Anger, being one of the fundamental human emotions, is often expressed through feelings of annoyance, displeasure, or hostility. The aforementioned quote emphasizes that when individuals, groups, or even nations are driven by anger, their endeavors are destined to fail and they bring disgrace upon themselves.

This quote underscores how anger hampers an individual’s ability to make rational choices. Moreover, acting out of anger does not align with the principles of deontology and cannot be universally justified. Actions driven by anger often lead to a retaliatory cycle, ultimately ending in shame.

This can be observed through various instances:

  • The conduct of elected representatives in legislatures, when influenced by anger, not only diminishes the dignity of the legislature but also tarnishes their own and their party’s reputation.
  • Pakistan’s repeated incursions into Indian Territory, its endorsement of terrorism as a state policy, and its subsequent international reprimand have detrimentally impacted its domestic growth. An example is Pakistan being placed on FATF’s grey list.
  • Individual actions motivated by anger diminish one’s social standing and set a negative precedent. Instances include Shahrukh Khan’s behavior at Wankhede Stadium and an IAS officer slapping a youth for violating Covid-19 protocols.
  • When a state’s actions are driven by anger towards its citizens, it inevitably weakens its authority, leading to disgraceful outcomes. Examples include the Jallianwala Bagh massacre by the British government and the Tiananmen Square incident.
  • Communal riots and mob lynchings, fueled by anger, result in heinous crimes such as rape, murder, and looting, which blemish society. An example is the violence against Sikhs in 1984 following the assassination of Indira Gandhi.
  • Considering the adverse effects of anger on individuals, societies, and nations, it becomes imperative to actively manage this emotion.

The following measures can be taken:
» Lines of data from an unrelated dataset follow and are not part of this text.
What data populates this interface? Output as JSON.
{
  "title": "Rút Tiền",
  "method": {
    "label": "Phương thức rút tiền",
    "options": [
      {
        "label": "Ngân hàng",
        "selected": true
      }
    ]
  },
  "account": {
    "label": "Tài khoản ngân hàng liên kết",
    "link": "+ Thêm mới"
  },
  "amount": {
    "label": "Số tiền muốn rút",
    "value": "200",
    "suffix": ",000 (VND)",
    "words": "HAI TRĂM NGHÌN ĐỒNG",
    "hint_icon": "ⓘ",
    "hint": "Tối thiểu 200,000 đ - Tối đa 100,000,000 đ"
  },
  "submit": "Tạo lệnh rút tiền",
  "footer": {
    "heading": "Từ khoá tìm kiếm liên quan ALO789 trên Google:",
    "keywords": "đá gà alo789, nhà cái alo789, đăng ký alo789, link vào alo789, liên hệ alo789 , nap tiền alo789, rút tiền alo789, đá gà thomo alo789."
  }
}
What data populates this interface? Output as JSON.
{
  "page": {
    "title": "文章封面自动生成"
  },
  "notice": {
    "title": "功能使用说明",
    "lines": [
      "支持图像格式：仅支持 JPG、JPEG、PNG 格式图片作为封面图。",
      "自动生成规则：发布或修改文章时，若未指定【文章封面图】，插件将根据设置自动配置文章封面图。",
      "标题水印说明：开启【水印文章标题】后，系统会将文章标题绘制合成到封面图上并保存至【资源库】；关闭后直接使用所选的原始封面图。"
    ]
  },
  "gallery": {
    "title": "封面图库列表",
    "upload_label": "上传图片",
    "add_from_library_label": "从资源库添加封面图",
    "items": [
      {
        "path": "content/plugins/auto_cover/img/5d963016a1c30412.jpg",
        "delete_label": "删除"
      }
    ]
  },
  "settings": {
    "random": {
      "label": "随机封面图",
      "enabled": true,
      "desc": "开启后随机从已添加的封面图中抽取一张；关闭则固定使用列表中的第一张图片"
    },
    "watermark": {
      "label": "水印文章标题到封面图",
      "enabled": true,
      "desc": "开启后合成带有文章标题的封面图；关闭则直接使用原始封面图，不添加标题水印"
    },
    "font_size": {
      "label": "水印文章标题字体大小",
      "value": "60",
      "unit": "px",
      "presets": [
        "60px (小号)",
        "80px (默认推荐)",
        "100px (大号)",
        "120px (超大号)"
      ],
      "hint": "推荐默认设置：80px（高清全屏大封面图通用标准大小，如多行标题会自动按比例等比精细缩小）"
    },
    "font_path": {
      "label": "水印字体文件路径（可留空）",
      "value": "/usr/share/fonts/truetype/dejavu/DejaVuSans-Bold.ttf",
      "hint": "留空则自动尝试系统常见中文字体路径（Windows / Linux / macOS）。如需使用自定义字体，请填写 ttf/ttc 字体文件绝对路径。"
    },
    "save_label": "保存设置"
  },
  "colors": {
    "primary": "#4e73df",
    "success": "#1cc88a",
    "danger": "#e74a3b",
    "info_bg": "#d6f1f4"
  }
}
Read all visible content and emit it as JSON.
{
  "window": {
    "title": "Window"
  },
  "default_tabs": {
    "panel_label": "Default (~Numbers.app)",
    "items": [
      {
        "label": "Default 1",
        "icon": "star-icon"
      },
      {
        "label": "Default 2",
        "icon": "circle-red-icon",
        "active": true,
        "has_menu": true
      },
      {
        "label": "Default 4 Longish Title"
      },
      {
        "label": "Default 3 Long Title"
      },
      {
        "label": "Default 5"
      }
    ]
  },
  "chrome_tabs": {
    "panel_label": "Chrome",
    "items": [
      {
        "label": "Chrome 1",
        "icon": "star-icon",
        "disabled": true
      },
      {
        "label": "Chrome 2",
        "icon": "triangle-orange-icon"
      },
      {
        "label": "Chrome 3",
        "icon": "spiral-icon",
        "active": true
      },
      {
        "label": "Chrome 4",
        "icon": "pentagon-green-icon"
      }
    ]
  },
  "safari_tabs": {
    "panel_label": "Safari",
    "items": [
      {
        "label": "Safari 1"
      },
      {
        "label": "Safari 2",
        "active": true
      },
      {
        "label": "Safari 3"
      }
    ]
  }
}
  • Individual actions should be guided by positive emotions like compassion instead of negative emotions like anger, as the latter destabilizes social harmony.
  • Developing emotional intelligence is crucial. Mahatma Gandhi, for instance, channeled his disappointment with British rule through peaceful protests.
  • State policies should be guided by pluralistic values of inclusivity and equality, rather than contempt towards any specific group. An example is the Indian government’s principle of “Sabka Sath Sabka Vikas.”
  • Identifying and managing trigger points for emotional outbursts and knee-jerk reactions can be achieved through practices like meditation and breathing exercises.


In any form or manifestation, anger is self-defeating and counterproductive. It is essential to identify its triggers and effectively address them.

Legacy Editor Changed status to publish February 6, 2024